**Requirement**
Hunt through the lines below for the string "title" and copy each one that has it.

:: Records supplied ::

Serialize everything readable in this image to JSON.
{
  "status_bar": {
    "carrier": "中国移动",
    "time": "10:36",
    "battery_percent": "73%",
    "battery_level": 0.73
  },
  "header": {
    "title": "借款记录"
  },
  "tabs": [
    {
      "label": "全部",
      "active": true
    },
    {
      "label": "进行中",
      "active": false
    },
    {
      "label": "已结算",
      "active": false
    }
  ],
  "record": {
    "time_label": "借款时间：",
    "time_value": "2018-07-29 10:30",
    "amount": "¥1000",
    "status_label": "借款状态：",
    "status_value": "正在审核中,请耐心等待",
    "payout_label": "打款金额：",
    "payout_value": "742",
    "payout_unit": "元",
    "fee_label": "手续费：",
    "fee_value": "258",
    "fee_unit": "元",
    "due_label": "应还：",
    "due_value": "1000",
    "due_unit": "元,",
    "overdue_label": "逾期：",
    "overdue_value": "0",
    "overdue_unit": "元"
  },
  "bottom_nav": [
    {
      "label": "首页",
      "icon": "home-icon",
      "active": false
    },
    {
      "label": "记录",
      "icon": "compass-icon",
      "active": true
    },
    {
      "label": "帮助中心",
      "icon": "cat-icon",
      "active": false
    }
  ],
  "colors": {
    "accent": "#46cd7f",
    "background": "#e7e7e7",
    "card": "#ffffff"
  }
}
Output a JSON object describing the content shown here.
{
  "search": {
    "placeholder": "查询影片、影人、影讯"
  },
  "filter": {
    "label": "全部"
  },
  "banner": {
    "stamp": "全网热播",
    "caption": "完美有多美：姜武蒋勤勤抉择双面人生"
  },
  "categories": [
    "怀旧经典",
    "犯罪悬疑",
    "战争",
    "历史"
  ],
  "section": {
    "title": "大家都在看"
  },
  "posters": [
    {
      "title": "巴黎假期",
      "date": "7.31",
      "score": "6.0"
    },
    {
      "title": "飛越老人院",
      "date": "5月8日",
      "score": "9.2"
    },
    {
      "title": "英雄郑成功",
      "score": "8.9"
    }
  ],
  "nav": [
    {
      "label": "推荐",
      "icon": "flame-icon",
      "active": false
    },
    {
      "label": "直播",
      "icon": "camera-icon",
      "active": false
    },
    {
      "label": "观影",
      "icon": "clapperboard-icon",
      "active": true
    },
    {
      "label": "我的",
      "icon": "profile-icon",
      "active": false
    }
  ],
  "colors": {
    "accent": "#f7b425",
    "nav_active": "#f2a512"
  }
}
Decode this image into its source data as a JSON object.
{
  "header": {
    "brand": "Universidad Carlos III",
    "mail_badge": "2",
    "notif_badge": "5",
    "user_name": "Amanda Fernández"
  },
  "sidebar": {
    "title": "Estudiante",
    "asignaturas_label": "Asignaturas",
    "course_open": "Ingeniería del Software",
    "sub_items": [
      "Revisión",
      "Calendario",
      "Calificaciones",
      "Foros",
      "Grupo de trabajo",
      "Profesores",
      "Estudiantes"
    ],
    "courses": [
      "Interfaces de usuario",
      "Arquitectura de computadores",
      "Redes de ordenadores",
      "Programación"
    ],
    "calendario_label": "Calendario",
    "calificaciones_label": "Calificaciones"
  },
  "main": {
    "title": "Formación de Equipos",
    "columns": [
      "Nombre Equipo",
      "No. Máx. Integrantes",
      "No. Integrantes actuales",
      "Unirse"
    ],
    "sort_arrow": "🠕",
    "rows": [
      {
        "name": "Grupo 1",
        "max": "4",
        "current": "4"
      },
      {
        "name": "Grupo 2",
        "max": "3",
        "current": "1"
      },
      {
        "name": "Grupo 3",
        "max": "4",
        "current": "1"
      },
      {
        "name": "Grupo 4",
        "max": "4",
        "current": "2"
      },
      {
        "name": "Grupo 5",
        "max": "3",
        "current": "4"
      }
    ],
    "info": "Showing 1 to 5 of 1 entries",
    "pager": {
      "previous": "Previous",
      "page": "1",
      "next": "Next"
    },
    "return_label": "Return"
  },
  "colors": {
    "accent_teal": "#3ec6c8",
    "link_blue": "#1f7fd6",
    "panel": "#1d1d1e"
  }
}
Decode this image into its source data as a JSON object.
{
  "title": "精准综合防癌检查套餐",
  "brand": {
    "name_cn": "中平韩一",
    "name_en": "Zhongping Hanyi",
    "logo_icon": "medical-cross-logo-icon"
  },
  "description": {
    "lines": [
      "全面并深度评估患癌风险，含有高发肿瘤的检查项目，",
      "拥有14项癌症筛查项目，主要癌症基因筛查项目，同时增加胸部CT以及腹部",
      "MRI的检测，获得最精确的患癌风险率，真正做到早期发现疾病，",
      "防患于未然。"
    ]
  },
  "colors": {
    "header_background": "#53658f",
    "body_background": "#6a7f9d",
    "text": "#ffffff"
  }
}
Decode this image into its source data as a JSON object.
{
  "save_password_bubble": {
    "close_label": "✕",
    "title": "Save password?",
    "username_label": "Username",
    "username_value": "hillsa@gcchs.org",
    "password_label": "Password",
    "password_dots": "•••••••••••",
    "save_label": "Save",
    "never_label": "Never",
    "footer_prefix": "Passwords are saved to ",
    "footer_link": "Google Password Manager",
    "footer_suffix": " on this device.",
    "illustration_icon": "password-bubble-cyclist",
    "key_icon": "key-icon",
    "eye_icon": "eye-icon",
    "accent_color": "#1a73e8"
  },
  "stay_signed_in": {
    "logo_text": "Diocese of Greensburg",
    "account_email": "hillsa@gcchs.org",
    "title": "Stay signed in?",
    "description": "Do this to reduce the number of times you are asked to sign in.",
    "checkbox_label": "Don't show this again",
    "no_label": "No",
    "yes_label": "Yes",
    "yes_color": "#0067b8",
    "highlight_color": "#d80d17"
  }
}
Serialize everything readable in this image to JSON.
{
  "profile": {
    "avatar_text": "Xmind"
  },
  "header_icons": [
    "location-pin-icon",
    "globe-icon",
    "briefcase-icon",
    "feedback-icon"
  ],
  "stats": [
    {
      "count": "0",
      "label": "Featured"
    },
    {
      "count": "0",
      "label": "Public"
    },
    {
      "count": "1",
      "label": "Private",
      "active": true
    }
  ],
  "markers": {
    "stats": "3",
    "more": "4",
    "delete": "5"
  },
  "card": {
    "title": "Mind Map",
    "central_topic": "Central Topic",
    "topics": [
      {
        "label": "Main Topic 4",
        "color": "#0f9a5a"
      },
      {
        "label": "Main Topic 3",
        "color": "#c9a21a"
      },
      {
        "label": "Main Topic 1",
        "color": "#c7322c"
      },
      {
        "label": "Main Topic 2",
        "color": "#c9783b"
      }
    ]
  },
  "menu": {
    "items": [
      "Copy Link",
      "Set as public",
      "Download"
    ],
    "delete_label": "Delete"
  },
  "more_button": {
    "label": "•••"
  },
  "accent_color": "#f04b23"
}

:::

**Task result**
    "title": "借款记录"
    "title": "大家都在看"
      "title": "巴黎假期",
      "title": "飛越老人院",
      "title": "英雄郑成功",
    "title": "Estudiante",
    "title": "Formación de Equipos",
  "title": "精准综合防癌检查套餐",
    "title": "Save password?",
    "title": "Stay signed in?",
    "title": "Mind Map",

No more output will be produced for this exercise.